NATIONAL REPORT—Dining Elevated Founder Rebekah Green believes that when you add this one novel item to a table setting, it can completely transform the guest’s dining experience.
The idea for her flatware rests was sparked at a dinner party with friends.
“A person at the party said, ‘Don’t you hate it when you see utensils on the table?’ I’m not a germaphobe but the more we talked about it, it struck me that it didn’t make sense for diners to put utensils on the surfaces when they don’t know how clean they are,” said Green.
Restaurants serve more than 70 billion meals in the U.S. each year, according to research titled “Study to Assess the Prevention of Microbial Cross-Contamination From Tables to Utensils Using Flatware Rests” by the University of Arkansas’ Division of Agriculture.
Annually, approximately 48 million foodborne illnesses occur in the U.S., yet only roughly 800 foodborne disease outbreaks get reported, the study found. From 1998–2013, 56% of the 17,445 outbreaks reported were associated with restaurants. While scientifically validated cleaning and sanitation strategies are available, microbial cross-contamination from environmental surfaces remains an issue, according to the study.
An entrepreneur with a focus on sustainability, health and wellness, Green started her career building state-of-the-art green homes. It was her affinity for form and function, paired with a passion for health and good food that served as the catalyst for the launch of Dining Elevated’s flatware rests, which elegantly save forks, knives and spoons from ever touching a tabletop.
“Study after study proved to me there was a sense of discomfort among guests who see these ratty white rags restaurants use to wipe things down. They’re haphazardly wiped and not sterilized properly,” she said. “Tabletops are the most touched in dining spaces and most likely to become contaminated. Putting a utensil on that tabletop makes no sense.”
She canvassed additional family and friends and then started to search for a solution.
“I had something on hand and I’d put my utensils on it when I sat at a table. Eventually, it would become branded as Uplift. It is meant to uplift spiritually and functionally,” she said. “We were off and running. I wanted to create a collection that was wide ranging, fits in any aesthetic and offers some lightweight versions.”
For Green, raising awareness has been a challenge. “It resonates on the individual level, but it’s harder to see the bigger picture for some hotel brands. There’s a big gaping hole in diner psychology,” she said.

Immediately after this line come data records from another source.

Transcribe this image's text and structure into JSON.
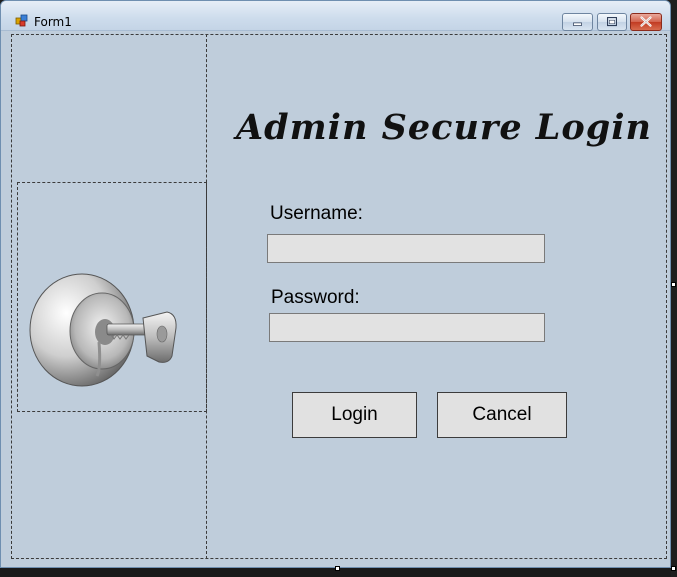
{
  "window": {
    "title": "Form1",
    "icon": "winforms-form-icon",
    "caption_buttons": [
      "minimize-icon",
      "maximize-icon",
      "close-icon"
    ]
  },
  "form": {
    "heading": "Admin Secure Login",
    "username_label": "Username:",
    "username_value": "",
    "password_label": "Password:",
    "password_value": "",
    "login_label": "Login",
    "cancel_label": "Cancel",
    "image": "key-in-lock-icon"
  },
  "colors": {
    "form_background": "#bfcddb",
    "textbox_background": "#e2e2e2",
    "button_background": "#e1e1e1",
    "close_button": "#c13b22"
  }
}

However, Green remains determined and has been pounding the pavement to get her product into the hands of restaurant and hotel operators. Her first sale of Dining Elevated’s Uplift flatware rests with Estuary, a farm-to-table restaurant at the Conrad Washington DC. Green also secured a product appearance on the culinary competition TV show Top Chef. Fine-dining venue Cherry, housed inside the W Hotel DC, also features flatware rests from Dining Elevated.
With recent success, Green is energized and eager to keep growing the business. “My aim is to take on the world and make these flatware rests available to every diner,” she concluded.